* _DATA FOR PROCESSING_:
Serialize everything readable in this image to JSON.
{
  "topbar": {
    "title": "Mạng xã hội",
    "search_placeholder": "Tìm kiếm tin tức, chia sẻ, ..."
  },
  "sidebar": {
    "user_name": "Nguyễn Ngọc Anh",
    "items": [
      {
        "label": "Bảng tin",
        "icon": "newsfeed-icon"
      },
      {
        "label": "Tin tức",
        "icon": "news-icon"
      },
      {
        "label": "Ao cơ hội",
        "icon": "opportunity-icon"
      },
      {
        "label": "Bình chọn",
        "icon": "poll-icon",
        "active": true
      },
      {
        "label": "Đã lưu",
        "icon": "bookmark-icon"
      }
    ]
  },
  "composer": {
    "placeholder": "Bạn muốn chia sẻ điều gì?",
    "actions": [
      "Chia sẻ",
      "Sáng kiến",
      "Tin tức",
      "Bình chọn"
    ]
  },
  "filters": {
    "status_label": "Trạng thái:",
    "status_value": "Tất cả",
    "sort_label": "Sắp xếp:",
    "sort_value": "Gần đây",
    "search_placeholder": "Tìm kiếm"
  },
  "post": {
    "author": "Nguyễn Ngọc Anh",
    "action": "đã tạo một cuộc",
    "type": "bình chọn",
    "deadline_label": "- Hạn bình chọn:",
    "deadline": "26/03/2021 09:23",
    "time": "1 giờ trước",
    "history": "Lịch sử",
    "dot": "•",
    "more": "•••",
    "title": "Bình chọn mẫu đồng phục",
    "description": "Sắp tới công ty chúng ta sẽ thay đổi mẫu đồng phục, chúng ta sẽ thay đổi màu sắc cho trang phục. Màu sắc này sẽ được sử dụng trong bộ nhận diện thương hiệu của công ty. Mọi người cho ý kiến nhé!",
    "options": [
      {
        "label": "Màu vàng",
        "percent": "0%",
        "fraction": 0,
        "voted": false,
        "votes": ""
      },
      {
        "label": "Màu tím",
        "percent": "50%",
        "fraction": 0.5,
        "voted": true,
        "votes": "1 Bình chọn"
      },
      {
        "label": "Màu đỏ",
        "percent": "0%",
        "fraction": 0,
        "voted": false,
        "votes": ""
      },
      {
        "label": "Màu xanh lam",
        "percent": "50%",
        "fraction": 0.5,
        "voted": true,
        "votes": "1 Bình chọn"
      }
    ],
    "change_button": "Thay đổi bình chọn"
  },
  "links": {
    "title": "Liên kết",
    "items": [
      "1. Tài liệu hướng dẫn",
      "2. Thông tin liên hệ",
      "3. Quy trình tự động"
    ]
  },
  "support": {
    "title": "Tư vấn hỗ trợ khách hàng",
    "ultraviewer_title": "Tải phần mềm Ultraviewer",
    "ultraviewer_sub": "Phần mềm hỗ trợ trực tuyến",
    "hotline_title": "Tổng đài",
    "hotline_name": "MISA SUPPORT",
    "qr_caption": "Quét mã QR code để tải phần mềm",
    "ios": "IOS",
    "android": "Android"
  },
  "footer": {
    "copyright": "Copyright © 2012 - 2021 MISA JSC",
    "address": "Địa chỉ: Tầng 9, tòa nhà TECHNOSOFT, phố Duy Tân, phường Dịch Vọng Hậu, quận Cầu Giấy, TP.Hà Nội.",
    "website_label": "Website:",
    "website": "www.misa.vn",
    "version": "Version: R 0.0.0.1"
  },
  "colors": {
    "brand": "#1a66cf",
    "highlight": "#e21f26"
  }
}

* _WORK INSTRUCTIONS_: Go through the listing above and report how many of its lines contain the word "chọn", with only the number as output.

* _EXERCISE RESPONSE_: 8